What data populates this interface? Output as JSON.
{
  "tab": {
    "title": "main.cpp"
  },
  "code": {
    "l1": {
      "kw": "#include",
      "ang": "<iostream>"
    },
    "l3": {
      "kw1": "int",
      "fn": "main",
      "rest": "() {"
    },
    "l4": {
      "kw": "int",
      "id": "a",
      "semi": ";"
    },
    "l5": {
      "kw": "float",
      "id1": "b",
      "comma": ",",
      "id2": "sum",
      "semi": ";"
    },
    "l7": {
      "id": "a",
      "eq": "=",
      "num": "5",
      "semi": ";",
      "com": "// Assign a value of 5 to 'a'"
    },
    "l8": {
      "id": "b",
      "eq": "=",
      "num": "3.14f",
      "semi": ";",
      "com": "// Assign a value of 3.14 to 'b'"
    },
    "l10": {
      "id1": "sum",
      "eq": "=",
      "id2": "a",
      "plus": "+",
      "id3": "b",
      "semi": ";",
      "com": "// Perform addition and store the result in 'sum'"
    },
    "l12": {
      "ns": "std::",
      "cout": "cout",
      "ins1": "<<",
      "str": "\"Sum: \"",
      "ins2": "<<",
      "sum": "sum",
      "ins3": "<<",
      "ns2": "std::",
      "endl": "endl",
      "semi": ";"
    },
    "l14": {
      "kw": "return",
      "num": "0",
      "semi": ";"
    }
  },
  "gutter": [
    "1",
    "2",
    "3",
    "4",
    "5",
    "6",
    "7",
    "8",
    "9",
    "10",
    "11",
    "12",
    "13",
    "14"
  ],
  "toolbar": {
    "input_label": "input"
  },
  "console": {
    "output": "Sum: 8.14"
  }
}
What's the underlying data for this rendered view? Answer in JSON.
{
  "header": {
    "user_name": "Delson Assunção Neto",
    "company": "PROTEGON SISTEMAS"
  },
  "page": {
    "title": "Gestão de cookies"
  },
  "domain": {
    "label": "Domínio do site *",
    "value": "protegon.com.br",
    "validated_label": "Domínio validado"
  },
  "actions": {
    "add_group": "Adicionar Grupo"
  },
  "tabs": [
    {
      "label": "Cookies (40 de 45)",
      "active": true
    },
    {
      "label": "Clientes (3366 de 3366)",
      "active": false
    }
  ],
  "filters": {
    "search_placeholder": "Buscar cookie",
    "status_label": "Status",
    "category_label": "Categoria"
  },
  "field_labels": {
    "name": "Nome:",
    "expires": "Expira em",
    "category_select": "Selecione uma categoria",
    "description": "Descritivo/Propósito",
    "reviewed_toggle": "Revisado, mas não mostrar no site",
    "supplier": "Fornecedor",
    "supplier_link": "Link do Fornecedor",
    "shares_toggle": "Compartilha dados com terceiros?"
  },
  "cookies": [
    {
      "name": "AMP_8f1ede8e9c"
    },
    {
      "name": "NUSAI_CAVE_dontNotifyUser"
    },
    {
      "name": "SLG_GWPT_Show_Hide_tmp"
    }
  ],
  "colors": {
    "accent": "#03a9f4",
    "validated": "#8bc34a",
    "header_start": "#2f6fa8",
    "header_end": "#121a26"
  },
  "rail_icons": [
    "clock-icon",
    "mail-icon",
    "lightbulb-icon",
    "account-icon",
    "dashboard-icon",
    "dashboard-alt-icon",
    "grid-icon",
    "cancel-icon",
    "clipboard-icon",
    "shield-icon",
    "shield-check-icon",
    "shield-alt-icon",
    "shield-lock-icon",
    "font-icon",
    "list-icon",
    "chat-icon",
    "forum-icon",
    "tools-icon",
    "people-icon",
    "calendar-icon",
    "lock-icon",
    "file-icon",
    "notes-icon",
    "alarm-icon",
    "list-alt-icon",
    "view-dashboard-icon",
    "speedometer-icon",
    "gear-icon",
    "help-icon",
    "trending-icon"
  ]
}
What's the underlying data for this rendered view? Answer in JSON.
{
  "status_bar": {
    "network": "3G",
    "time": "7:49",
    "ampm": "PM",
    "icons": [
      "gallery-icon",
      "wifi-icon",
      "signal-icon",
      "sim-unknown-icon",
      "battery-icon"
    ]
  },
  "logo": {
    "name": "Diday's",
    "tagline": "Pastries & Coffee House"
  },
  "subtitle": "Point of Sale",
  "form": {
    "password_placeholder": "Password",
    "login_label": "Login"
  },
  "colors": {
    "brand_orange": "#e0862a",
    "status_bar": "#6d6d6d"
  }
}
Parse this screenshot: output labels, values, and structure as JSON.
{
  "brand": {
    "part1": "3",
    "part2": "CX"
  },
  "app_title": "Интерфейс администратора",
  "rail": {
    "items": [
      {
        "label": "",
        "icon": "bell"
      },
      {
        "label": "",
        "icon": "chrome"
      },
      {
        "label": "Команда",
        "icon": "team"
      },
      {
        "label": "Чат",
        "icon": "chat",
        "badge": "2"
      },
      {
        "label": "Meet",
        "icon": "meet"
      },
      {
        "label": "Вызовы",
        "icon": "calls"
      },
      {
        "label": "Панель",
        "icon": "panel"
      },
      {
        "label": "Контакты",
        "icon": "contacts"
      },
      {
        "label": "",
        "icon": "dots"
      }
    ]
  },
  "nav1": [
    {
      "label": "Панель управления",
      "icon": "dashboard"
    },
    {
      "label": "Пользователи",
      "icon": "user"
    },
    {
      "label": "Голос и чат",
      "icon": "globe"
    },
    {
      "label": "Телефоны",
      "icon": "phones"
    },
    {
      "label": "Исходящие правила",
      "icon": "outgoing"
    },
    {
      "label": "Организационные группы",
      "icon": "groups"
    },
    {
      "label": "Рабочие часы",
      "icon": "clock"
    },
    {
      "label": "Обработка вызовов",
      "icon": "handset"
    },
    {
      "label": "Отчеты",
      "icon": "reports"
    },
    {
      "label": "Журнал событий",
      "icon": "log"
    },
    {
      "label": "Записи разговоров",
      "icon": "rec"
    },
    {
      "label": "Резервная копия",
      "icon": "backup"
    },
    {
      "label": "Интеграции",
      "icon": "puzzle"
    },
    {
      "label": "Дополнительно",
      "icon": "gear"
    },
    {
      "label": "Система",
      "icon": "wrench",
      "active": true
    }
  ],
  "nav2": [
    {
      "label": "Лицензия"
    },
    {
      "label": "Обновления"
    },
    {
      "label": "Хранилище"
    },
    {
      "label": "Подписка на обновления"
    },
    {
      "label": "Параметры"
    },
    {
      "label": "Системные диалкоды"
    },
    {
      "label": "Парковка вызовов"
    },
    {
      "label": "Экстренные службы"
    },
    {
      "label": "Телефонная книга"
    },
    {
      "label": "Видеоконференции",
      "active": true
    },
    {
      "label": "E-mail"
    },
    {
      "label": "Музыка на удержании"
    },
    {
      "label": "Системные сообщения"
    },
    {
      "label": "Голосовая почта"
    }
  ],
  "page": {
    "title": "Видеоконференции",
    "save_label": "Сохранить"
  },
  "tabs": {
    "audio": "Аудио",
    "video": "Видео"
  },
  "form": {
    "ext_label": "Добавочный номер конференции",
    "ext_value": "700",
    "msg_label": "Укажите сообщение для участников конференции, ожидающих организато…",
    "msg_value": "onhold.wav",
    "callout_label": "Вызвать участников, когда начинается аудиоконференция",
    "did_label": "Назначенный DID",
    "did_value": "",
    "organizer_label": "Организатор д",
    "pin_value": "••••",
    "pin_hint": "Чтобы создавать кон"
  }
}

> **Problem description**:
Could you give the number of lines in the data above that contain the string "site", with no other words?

> **Exercise output**:
2